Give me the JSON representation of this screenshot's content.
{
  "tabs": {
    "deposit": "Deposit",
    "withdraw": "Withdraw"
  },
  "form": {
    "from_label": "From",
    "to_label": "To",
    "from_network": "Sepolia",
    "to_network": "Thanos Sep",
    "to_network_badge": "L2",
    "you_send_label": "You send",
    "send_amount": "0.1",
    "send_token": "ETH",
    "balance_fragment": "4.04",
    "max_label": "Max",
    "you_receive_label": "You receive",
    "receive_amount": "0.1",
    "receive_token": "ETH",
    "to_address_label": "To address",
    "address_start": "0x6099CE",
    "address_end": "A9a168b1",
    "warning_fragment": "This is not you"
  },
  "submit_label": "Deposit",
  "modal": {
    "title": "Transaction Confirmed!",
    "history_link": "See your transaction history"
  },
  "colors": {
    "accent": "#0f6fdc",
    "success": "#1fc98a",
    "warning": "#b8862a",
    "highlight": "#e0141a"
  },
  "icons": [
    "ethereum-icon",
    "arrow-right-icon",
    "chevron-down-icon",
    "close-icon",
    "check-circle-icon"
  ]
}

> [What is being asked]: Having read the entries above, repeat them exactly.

> [Exercise response]:
Give me the JSON representation of this screenshot's content.
{
  "tabs": {
    "deposit": "Deposit",
    "withdraw": "Withdraw"
  },
  "form": {
    "from_label": "From",
    "to_label": "To",
    "from_network": "Sepolia",
    "to_network": "Thanos Sep",
    "to_network_badge": "L2",
    "you_send_label": "You send",
    "send_amount": "0.1",
    "send_token": "ETH",
    "balance_fragment": "4.04",
    "max_label": "Max",
    "you_receive_label": "You receive",
    "receive_amount": "0.1",
    "receive_token": "ETH",
    "to_address_label": "To address",
    "address_start": "0x6099CE",
    "address_end": "A9a168b1",
    "warning_fragment": "This is not you"
  },
  "submit_label": "Deposit",
  "modal": {
    "title": "Transaction Confirmed!",
    "history_link": "See your transaction history"
  },
  "colors": {
    "accent": "#0f6fdc",
    "success": "#1fc98a",
    "warning": "#b8862a",
    "highlight": "#e0141a"
  },
  "icons": [
    "ethereum-icon",
    "arrow-right-icon",
    "chevron-down-icon",
    "close-icon",
    "check-circle-icon"
  ]
}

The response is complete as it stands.